    Anyhow, thanks for the post. I have seen a lot of Robert Weaver's work, but not some of the more cartoonish pieces like the ones in the elephant story.

    One last thing, and this is my own definition of the difference between "fine art" and illustration. As I see it, illustration is a thing that supports and illuminates a given subject matter, usually in print of some form but not limited to it. Gallery work is another completely separate endeavor, as is theater for example. Both things are about connecting to and communicating. Fine art, if such a thing exist, is the state of grace that comes when one is making things and the response of the viewer. I think that painting for one's self, for galleries, for print are all worthwhile pursuits. Different, but all equally valid.

  5. Thank you all for your powerful reactions! I hope you'll continue to add your thoughts as the rest of the week unfolds.

  6. Chad Sterling5:20 PM
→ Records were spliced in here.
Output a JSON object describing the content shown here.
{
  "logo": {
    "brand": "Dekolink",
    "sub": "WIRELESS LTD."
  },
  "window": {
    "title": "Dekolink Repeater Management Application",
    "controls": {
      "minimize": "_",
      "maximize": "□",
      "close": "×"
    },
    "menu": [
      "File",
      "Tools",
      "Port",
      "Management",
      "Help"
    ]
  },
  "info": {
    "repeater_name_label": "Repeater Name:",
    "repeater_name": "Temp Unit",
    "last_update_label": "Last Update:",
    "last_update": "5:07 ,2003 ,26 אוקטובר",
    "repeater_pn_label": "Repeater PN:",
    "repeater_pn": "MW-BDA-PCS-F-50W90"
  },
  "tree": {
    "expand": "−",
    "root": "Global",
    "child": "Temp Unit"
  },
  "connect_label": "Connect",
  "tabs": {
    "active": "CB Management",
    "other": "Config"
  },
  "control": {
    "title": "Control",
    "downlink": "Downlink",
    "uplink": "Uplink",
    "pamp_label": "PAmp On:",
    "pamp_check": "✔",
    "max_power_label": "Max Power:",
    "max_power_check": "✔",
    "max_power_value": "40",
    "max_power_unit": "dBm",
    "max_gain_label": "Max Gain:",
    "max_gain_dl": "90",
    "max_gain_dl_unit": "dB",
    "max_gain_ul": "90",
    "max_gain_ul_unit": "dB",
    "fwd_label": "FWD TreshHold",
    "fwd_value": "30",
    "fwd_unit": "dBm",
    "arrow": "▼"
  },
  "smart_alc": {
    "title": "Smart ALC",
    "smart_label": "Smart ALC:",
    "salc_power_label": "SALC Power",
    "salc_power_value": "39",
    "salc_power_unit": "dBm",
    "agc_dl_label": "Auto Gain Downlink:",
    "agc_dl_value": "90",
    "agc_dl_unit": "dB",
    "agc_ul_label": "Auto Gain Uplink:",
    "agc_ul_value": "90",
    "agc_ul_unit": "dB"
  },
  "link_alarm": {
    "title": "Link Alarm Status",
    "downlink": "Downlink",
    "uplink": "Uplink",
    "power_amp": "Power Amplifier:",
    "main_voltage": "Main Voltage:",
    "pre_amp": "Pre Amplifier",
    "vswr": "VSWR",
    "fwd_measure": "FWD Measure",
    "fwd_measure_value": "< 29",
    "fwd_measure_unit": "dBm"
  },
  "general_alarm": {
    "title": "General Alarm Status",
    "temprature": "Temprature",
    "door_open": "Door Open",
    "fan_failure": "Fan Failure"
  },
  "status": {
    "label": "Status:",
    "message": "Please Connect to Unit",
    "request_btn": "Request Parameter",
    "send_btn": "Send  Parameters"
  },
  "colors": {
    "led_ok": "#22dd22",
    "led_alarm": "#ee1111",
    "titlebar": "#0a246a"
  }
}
    Weaver's critique is designed to appeal to the snobbish end of the illusrtration industry. In a nutshell the ethos is/was 'if it's ugly and 'badly' drawn it's a more authentic truer statement. In the process showing up well executed work as trivial or decorative.
    I'm not too keen on images of rosy cheeked children or Grace Kelly-esque housewives, but then you have unsentimental realists like Sickles, Smith and Fawcett doing great work.
    Weaver should have focused on gallery work where he could display his conscience untramelled by editorial guidelines and not be part of the uglification of a great period in American art.

  7. RW began as a fine artist and it is seems entirely valid to me to critique him as being a bit of an alien to the illustration scene, harboring a lot of shame at being in a field then derided for the undeniably schlocky part of it that gave it a bad name among the culture critics.

    But I agree with Chad Sterling that RW, by creating the flip side of the coin with the anti-illustration style, simply replicated a new kind of mannerism, equally open to charges of shallowness.

    Poor Weaver! If you listen closely to what he was saying, he was really trying to mediate between the polarity of fine art and illustration. He knew there were problems with both sides of that battle, and tried to find a compromise, a way out.

    I too have doubts about his success, as I find a lot of his work a little too self-conscious and glib in its rejection of traditional draughtsmanship.

    On the other hand, he really did have an impact on others. The "end of illustration" - version 1959 - was imminent. The Society of Illustrators had a crisis right about then, because of how the field had changed, leaving the Old Guard behind - that's why they stated the Annual Show/Competition, to revive the industry and their centrality to it. And a lot of what got awards left the traditionalists feeling disowned by SI. But it's also what allowed SI to continue surviving. Ironic, given how much RW hated the organization....